* [TASK] Below is a block of records; repeat all of them exactly.

(SUPPLIED DATA Opens)

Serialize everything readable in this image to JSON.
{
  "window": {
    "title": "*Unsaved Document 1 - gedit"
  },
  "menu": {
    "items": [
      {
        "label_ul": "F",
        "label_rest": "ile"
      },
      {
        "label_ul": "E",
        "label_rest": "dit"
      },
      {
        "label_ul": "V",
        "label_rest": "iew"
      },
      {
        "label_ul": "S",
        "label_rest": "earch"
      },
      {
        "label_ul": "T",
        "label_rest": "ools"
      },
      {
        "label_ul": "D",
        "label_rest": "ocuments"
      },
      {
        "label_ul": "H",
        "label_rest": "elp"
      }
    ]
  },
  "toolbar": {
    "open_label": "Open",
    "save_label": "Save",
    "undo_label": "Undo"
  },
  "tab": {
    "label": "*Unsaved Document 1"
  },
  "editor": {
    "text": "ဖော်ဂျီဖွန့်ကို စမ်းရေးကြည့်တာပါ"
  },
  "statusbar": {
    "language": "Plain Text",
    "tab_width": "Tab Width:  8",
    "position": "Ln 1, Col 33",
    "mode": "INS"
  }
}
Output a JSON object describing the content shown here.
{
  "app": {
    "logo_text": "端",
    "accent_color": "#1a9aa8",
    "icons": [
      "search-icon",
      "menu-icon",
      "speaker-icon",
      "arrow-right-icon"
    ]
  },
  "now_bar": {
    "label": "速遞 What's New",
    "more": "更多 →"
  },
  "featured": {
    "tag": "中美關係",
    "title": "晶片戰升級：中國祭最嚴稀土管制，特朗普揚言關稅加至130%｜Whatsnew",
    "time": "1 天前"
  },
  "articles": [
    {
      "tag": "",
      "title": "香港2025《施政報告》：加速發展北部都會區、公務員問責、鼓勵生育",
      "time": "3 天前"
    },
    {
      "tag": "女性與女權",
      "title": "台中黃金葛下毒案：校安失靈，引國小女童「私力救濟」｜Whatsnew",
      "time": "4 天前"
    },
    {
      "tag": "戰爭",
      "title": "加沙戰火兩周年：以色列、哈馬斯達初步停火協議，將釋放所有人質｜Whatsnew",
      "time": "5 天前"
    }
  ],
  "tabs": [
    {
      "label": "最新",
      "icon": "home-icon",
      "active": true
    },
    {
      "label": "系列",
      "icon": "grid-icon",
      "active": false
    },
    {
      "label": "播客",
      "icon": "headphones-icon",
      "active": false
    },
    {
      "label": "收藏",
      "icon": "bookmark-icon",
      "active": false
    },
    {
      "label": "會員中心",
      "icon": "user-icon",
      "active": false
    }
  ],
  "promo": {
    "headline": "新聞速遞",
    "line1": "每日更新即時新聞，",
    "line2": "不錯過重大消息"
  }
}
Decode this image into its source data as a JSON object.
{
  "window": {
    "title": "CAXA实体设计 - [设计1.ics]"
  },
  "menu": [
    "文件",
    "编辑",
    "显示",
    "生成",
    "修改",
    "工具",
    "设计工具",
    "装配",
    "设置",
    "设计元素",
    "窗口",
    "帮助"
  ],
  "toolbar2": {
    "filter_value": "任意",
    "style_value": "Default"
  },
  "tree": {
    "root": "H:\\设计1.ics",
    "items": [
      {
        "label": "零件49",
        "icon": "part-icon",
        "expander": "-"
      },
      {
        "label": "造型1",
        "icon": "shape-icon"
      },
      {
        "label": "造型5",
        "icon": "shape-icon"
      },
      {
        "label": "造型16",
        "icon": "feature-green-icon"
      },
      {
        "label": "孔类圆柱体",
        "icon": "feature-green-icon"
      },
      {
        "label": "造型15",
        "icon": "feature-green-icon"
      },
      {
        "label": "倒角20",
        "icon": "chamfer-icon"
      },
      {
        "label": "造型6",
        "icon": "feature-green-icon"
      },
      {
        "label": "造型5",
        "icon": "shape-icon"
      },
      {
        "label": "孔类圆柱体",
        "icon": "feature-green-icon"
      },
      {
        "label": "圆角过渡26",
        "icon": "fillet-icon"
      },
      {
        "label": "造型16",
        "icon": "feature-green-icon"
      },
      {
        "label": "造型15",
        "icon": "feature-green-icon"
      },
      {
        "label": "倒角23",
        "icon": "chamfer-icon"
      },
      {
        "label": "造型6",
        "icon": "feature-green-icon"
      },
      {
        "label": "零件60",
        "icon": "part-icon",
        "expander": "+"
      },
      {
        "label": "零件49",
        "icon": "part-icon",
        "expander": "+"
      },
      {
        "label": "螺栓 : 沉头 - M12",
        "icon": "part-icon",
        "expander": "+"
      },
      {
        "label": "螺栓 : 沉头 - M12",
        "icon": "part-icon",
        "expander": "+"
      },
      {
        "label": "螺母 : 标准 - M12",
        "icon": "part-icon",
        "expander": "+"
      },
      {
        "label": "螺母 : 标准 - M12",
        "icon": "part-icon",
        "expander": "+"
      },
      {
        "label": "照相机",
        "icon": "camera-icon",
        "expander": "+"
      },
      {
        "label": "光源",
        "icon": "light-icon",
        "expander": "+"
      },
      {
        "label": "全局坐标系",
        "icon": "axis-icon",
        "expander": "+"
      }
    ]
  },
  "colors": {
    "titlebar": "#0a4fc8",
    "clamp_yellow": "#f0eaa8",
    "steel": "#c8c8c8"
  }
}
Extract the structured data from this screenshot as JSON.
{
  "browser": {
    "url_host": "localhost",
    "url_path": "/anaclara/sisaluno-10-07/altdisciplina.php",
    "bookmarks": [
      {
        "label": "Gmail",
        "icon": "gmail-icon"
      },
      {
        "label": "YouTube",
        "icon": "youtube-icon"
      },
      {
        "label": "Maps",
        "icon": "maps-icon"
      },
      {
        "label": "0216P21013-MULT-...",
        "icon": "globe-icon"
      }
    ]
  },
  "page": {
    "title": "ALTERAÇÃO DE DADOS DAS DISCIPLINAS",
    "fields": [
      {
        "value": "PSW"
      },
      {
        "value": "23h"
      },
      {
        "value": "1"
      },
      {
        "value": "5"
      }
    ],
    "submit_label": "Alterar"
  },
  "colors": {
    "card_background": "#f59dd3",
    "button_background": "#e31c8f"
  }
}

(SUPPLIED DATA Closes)

* [RESPONSE TO THIS EXERCISE]
Serialize everything readable in this image to JSON.
{
  "window": {
    "title": "*Unsaved Document 1 - gedit"
  },
  "menu": {
    "items": [
      {
        "label_ul": "F",
        "label_rest": "ile"
      },
      {
        "label_ul": "E",
        "label_rest": "dit"
      },
      {
        "label_ul": "V",
        "label_rest": "iew"
      },
      {
        "label_ul": "S",
        "label_rest": "earch"
      },
      {
        "label_ul": "T",
        "label_rest": "ools"
      },
      {
        "label_ul": "D",
        "label_rest": "ocuments"
      },
      {
        "label_ul": "H",
        "label_rest": "elp"
      }
    ]
  },
  "toolbar": {
    "open_label": "Open",
    "save_label": "Save",
    "undo_label": "Undo"
  },
  "tab": {
    "label": "*Unsaved Document 1"
  },
  "editor": {
    "text": "ဖော်ဂျီဖွန့်ကို စမ်းရေးကြည့်တာပါ"
  },
  "statusbar": {
    "language": "Plain Text",
    "tab_width": "Tab Width:  8",
    "position": "Ln 1, Col 33",
    "mode": "INS"
  }
}
Output a JSON object describing the content shown here.
{
  "app": {
    "logo_text": "端",
    "accent_color": "#1a9aa8",
    "icons": [
      "search-icon",
      "menu-icon",
      "speaker-icon",
      "arrow-right-icon"
    ]
  },
  "now_bar": {
    "label": "速遞 What's New",
    "more": "更多 →"
  },
  "featured": {
    "tag": "中美關係",
    "title": "晶片戰升級：中國祭最嚴稀土管制，特朗普揚言關稅加至130%｜Whatsnew",
    "time": "1 天前"
  },
  "articles": [
    {
      "tag": "",
      "title": "香港2025《施政報告》：加速發展北部都會區、公務員問責、鼓勵生育",
      "time": "3 天前"
    },
    {
      "tag": "女性與女權",
      "title": "台中黃金葛下毒案：校安失靈，引國小女童「私力救濟」｜Whatsnew",
      "time": "4 天前"
    },
    {
      "tag": "戰爭",
      "title": "加沙戰火兩周年：以色列、哈馬斯達初步停火協議，將釋放所有人質｜Whatsnew",
      "time": "5 天前"
    }
  ],
  "tabs": [
    {
      "label": "最新",
      "icon": "home-icon",
      "active": true
    },
    {
      "label": "系列",
      "icon": "grid-icon",
      "active": false
    },
    {
      "label": "播客",
      "icon": "headphones-icon",
      "active": false
    },
    {
      "label": "收藏",
      "icon": "bookmark-icon",
      "active": false
    },
    {
      "label": "會員中心",
      "icon": "user-icon",
      "active": false
    }
  ],
  "promo": {
    "headline": "新聞速遞",
    "line1": "每日更新即時新聞，",
    "line2": "不錯過重大消息"
  }
}
Decode this image into its source data as a JSON object.
{
  "window": {
    "title": "CAXA实体设计 - [设计1.ics]"
  },
  "menu": [
    "文件",
    "编辑",
    "显示",
    "生成",
    "修改",
    "工具",
    "设计工具",
    "装配",
    "设置",
    "设计元素",
    "窗口",
    "帮助"
  ],
  "toolbar2": {
    "filter_value": "任意",
    "style_value": "Default"
  },
  "tree": {
    "root": "H:\\设计1.ics",
    "items": [
      {
        "label": "零件49",
        "icon": "part-icon",
        "expander": "-"
      },
      {
        "label": "造型1",
        "icon": "shape-icon"
      },
      {
        "label": "造型5",
        "icon": "shape-icon"
      },
      {
        "label": "造型16",
        "icon": "feature-green-icon"
      },
      {
        "label": "孔类圆柱体",
        "icon": "feature-green-icon"
      },
      {
        "label": "造型15",
        "icon": "feature-green-icon"
      },
      {
        "label": "倒角20",
        "icon": "chamfer-icon"
      },
      {
        "label": "造型6",
        "icon": "feature-green-icon"
      },
      {
        "label": "造型5",
        "icon": "shape-icon"
      },
      {
        "label": "孔类圆柱体",
        "icon": "feature-green-icon"
      },
      {
        "label": "圆角过渡26",
        "icon": "fillet-icon"
      },
      {
        "label": "造型16",
        "icon": "feature-green-icon"
      },
      {
        "label": "造型15",
        "icon": "feature-green-icon"
      },
      {
        "label": "倒角23",
        "icon": "chamfer-icon"
      },
      {
        "label": "造型6",
        "icon": "feature-green-icon"
      },
      {
        "label": "零件60",
        "icon": "part-icon",
        "expander": "+"
      },
      {
        "label": "零件49",
        "icon": "part-icon",
        "expander": "+"
      },
      {
        "label": "螺栓 : 沉头 - M12",
        "icon": "part-icon",
        "expander": "+"
      },
      {
        "label": "螺栓 : 沉头 - M12",
        "icon": "part-icon",
        "expander": "+"
      },
      {
        "label": "螺母 : 标准 - M12",
        "icon": "part-icon",
        "expander": "+"
      },
      {
        "label": "螺母 : 标准 - M12",
        "icon": "part-icon",
        "expander": "+"
      },
      {
        "label": "照相机",
        "icon": "camera-icon",
        "expander": "+"
      },
      {
        "label": "光源",
        "icon": "light-icon",
        "expander": "+"
      },
      {
        "label": "全局坐标系",
        "icon": "axis-icon",
        "expander": "+"
      }
    ]
  },
  "colors": {
    "titlebar": "#0a4fc8",
    "clamp_yellow": "#f0eaa8",
    "steel": "#c8c8c8"
  }
}
Extract the structured data from this screenshot as JSON.
{
  "browser": {
    "url_host": "localhost",
    "url_path": "/anaclara/sisaluno-10-07/altdisciplina.php",
    "bookmarks": [
      {
        "label": "Gmail",
        "icon": "gmail-icon"
      },
      {
        "label": "YouTube",
        "icon": "youtube-icon"
      },
      {
        "label": "Maps",
        "icon": "maps-icon"
      },
      {
        "label": "0216P21013-MULT-...",
        "icon": "globe-icon"
      }
    ]
  },
  "page": {
    "title": "ALTERAÇÃO DE DADOS DAS DISCIPLINAS",
    "fields": [
      {
        "value": "PSW"
      },
      {
        "value": "23h"
      },
      {
        "value": "1"
      },
      {
        "value": "5"
      }
    ],
    "submit_label": "Alterar"
  },
  "colors": {
    "card_background": "#f59dd3",
    "button_background": "#e31c8f"
  }
}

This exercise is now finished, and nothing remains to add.